■ AIM OF THE TASK:
What is needed is every line of the data that includes the word "JSON". Please copy each one.

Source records

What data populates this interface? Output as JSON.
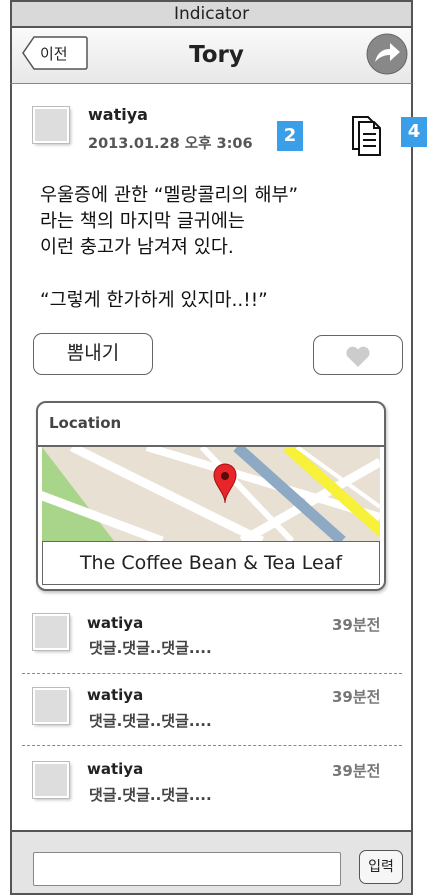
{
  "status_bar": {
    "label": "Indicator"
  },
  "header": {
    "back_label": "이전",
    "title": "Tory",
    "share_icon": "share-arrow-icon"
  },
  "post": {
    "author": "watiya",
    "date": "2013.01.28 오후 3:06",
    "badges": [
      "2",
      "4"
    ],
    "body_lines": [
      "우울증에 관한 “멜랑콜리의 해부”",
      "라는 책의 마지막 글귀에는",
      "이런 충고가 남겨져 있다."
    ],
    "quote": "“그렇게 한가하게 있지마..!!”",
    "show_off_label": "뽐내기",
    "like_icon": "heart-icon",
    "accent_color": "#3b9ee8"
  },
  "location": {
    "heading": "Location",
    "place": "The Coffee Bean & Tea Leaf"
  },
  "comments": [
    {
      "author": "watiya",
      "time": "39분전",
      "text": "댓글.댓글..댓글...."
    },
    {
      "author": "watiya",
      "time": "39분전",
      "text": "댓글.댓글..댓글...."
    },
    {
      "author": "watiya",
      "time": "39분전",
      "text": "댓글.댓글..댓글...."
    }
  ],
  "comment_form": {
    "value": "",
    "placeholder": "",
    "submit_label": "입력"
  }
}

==

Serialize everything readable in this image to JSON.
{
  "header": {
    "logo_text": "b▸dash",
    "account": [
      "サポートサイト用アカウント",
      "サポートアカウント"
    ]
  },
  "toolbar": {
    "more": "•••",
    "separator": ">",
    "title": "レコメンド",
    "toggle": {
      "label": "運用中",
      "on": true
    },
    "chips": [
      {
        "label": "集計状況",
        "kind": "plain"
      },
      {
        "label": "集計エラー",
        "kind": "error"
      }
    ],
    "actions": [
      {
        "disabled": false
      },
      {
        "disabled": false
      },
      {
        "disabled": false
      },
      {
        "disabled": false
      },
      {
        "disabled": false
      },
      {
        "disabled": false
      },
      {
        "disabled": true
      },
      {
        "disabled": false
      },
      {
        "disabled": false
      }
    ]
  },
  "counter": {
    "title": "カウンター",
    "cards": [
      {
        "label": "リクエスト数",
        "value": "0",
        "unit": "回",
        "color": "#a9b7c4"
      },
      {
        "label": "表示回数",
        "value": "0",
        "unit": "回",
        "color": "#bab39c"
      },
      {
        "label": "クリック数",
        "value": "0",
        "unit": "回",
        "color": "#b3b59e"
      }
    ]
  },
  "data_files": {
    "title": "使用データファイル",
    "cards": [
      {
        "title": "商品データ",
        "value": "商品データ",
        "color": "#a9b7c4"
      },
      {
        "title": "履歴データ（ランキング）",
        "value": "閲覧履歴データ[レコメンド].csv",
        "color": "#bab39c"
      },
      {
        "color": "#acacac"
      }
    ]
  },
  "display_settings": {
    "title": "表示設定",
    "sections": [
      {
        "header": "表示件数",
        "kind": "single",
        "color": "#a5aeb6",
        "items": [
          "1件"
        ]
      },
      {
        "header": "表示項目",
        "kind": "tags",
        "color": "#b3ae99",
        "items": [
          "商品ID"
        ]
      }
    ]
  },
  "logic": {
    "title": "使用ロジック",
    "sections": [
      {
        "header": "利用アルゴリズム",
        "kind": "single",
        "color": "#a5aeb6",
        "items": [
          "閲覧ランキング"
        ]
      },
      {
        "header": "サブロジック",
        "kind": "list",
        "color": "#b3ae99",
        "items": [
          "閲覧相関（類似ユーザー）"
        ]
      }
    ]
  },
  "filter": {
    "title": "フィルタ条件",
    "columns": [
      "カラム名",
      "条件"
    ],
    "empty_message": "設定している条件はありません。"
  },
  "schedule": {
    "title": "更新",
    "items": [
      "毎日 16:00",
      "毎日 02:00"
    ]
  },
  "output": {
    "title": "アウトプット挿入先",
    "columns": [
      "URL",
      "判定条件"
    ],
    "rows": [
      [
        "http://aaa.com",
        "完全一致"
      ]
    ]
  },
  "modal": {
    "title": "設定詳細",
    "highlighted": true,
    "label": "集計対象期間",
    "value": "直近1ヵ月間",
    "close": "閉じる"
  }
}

■ WRITTEN RESPONSE:
What data populates this interface? Output as JSON.
Serialize everything readable in this image to JSON.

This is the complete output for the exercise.